→ Instructions for the task
Below are records. Find each line in them that holds the word "title" and copy it.

→ Source information
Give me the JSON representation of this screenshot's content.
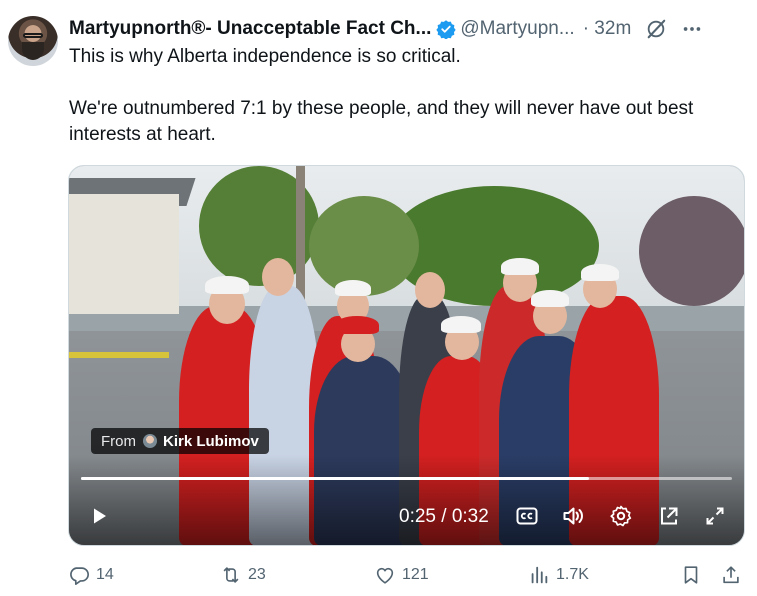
{
  "post": {
    "display_name": "Martyupnorth®- Unacceptable Fact Ch...",
    "handle": "@Martyupn...",
    "time": "· 32m",
    "text_line1": "This is why Alberta independence is so critical.",
    "text_line2": "We're outnumbered 7:1 by these people, and they will never have out best interests at heart."
  },
  "video": {
    "from_label": "From",
    "from_name": "Kirk Lubimov",
    "time_display": "0:25 / 0:32",
    "progress": 0.78
  },
  "actions": {
    "replies": "14",
    "reposts": "23",
    "likes": "121",
    "views": "1.7K"
  },
  "colors": {
    "text": "#0f1419",
    "muted": "#536471",
    "verified": "#1d9bf0"
  },
  "icons": [
    "verified-badge-icon",
    "grok-icon",
    "more-icon",
    "play-icon",
    "captions-icon",
    "volume-icon",
    "settings-icon",
    "pop-out-icon",
    "fullscreen-icon",
    "reply-icon",
    "repost-icon",
    "like-icon",
    "views-icon",
    "bookmark-icon",
    "share-icon"
  ]
}
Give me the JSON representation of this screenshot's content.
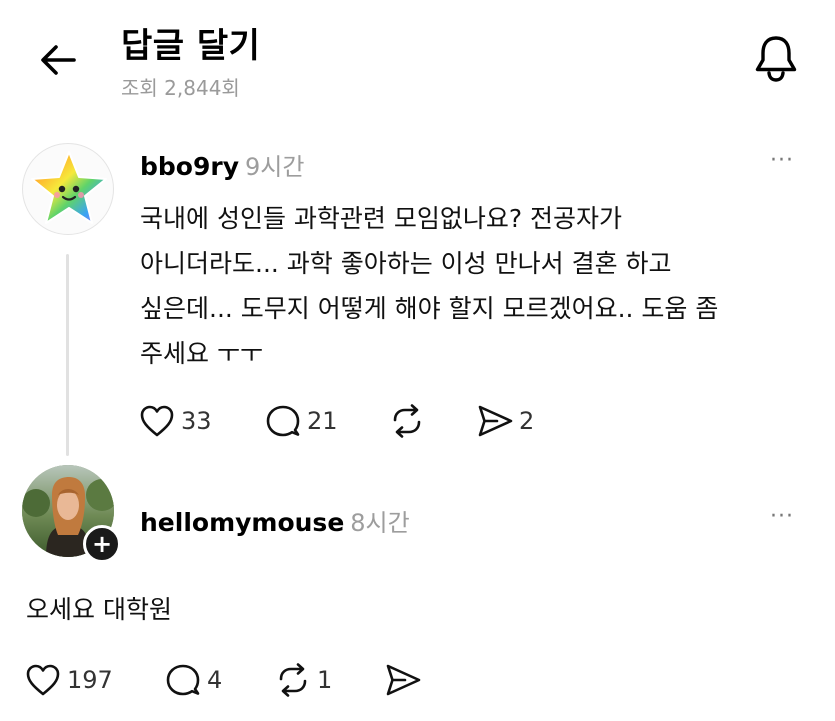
{
  "header": {
    "title": "답글 달기",
    "views": "조회 2,844회"
  },
  "post": {
    "username": "bbo9ry",
    "time": "9시간",
    "body_lines": [
      "국내에 성인들 과학관련 모임없나요? 전공자가",
      "아니더라도... 과학 좋아하는 이성 만나서 결혼 하고",
      "싶은데... 도무지 어떻게 해야 할지 모르겠어요.. 도움 좀",
      "주세요 ㅜㅜ"
    ],
    "likes": "33",
    "comments": "21",
    "shares": "2",
    "more": "···"
  },
  "reply": {
    "username": "hellomymouse",
    "time": "8시간",
    "body": "오세요 대학원",
    "likes": "197",
    "comments": "4",
    "reposts": "1",
    "more": "···",
    "follow_badge": "+"
  },
  "icons": {
    "back": "arrow-left-icon",
    "bell": "bell-icon",
    "like": "heart-icon",
    "comment": "comment-icon",
    "repost": "repost-icon",
    "share": "send-icon"
  }
}
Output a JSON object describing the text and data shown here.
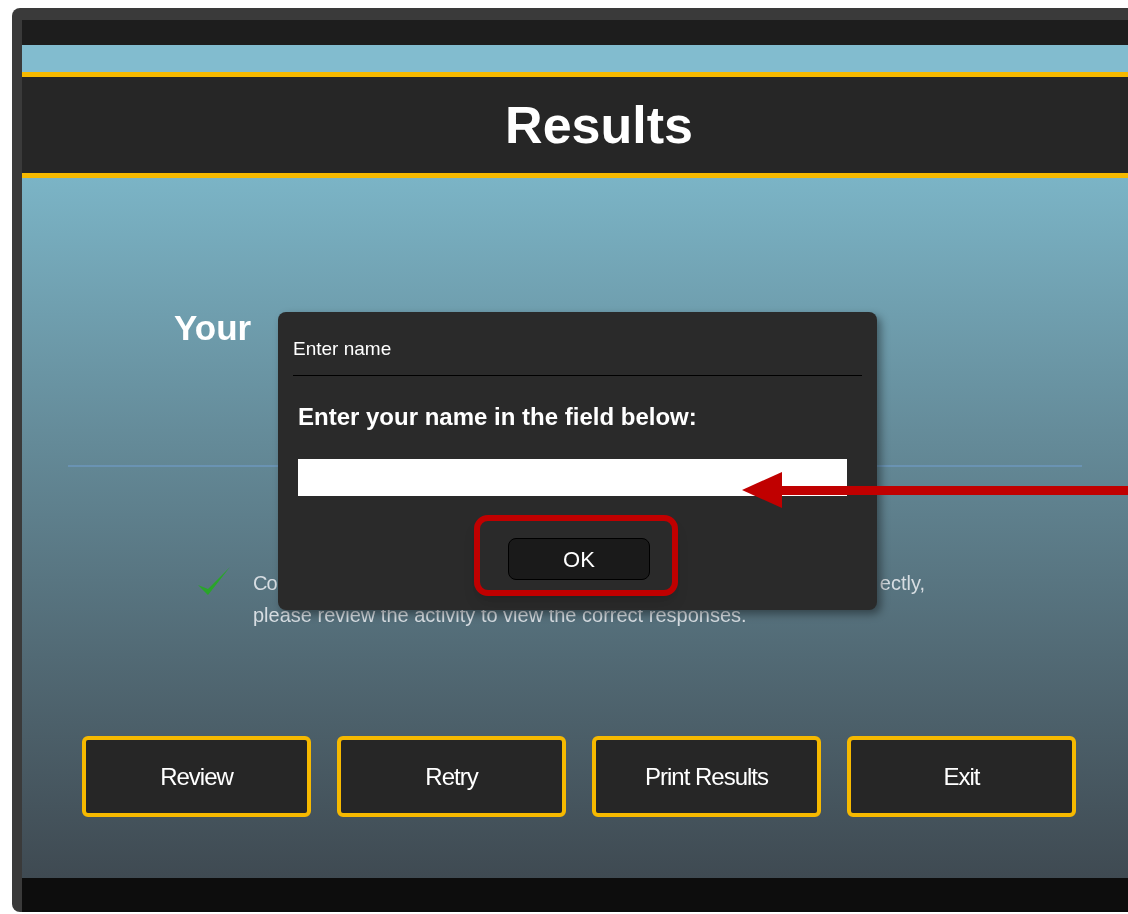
{
  "header": {
    "title": "Results"
  },
  "score": {
    "label": "Your"
  },
  "message": {
    "line_1_left": "Co",
    "line_1_right": "ectly,",
    "line_2": "please review the activity to view the correct responses."
  },
  "buttons": [
    "Review",
    "Retry",
    "Print Results",
    "Exit"
  ],
  "dialog": {
    "title": "Enter name",
    "prompt": "Enter your name in the field below:",
    "ok_button": "OK"
  }
}
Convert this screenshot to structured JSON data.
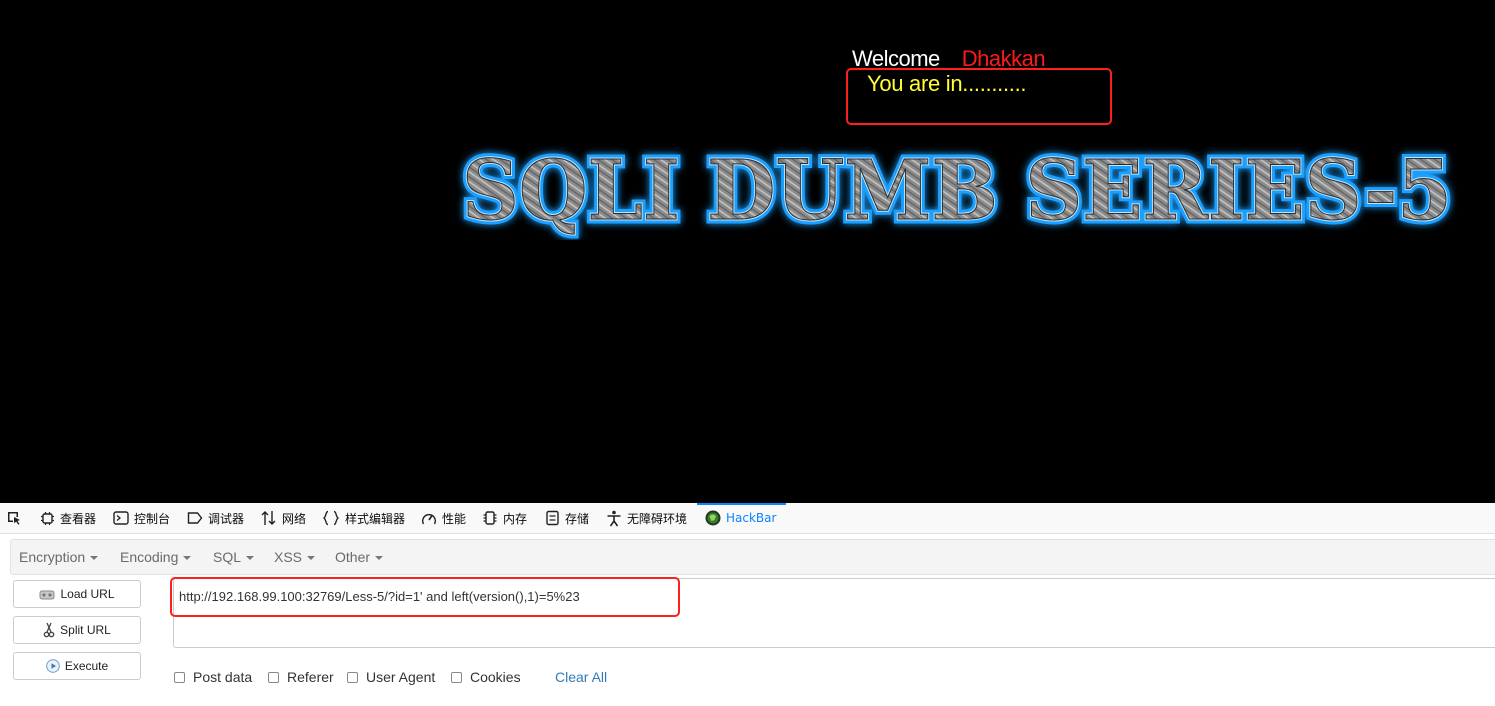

→ Your solution
    "title": "답글 달기",
    "title": "Results"
    "title": "Enter name",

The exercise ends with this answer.